[Saved entries]
= = =
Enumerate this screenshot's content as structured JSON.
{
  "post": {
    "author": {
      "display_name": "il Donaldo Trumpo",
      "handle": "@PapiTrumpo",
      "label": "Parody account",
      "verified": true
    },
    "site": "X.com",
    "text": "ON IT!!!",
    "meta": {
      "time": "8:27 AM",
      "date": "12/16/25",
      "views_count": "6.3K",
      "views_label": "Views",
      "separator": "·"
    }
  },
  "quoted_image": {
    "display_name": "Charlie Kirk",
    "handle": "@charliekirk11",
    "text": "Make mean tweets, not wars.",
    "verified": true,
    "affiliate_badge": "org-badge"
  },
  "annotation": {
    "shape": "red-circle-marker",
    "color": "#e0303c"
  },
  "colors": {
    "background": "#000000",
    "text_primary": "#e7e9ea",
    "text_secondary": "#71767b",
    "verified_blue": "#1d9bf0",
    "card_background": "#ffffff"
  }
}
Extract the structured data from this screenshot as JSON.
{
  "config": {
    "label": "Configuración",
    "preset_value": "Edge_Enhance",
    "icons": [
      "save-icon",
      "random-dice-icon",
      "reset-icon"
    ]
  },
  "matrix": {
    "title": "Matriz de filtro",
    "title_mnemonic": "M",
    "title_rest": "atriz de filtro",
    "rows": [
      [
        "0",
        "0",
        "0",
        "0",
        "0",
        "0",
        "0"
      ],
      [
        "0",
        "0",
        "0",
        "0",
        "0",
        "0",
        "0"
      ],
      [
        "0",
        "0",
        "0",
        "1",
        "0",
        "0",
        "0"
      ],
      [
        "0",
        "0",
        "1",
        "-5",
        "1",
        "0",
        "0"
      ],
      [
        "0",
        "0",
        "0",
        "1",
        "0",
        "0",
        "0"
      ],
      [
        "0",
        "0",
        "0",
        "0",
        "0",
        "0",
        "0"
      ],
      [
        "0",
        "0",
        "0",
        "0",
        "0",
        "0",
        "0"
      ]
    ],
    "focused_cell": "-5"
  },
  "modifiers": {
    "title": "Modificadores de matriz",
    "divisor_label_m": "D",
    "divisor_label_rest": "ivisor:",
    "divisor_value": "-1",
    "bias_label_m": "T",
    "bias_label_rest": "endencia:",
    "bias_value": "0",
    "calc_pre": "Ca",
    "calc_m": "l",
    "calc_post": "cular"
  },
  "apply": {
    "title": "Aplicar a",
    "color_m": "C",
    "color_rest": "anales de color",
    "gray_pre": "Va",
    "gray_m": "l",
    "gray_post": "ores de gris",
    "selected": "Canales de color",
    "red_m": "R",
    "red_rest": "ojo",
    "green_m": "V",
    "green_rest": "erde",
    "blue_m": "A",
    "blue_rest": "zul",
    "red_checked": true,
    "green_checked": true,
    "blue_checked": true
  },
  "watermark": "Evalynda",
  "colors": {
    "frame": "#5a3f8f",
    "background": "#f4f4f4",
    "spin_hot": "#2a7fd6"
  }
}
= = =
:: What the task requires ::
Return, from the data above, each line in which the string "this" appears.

:: Result of the exercise ::
Enumerate this screenshot's content as structured JSON.
Extract the structured data from this screenshot as JSON.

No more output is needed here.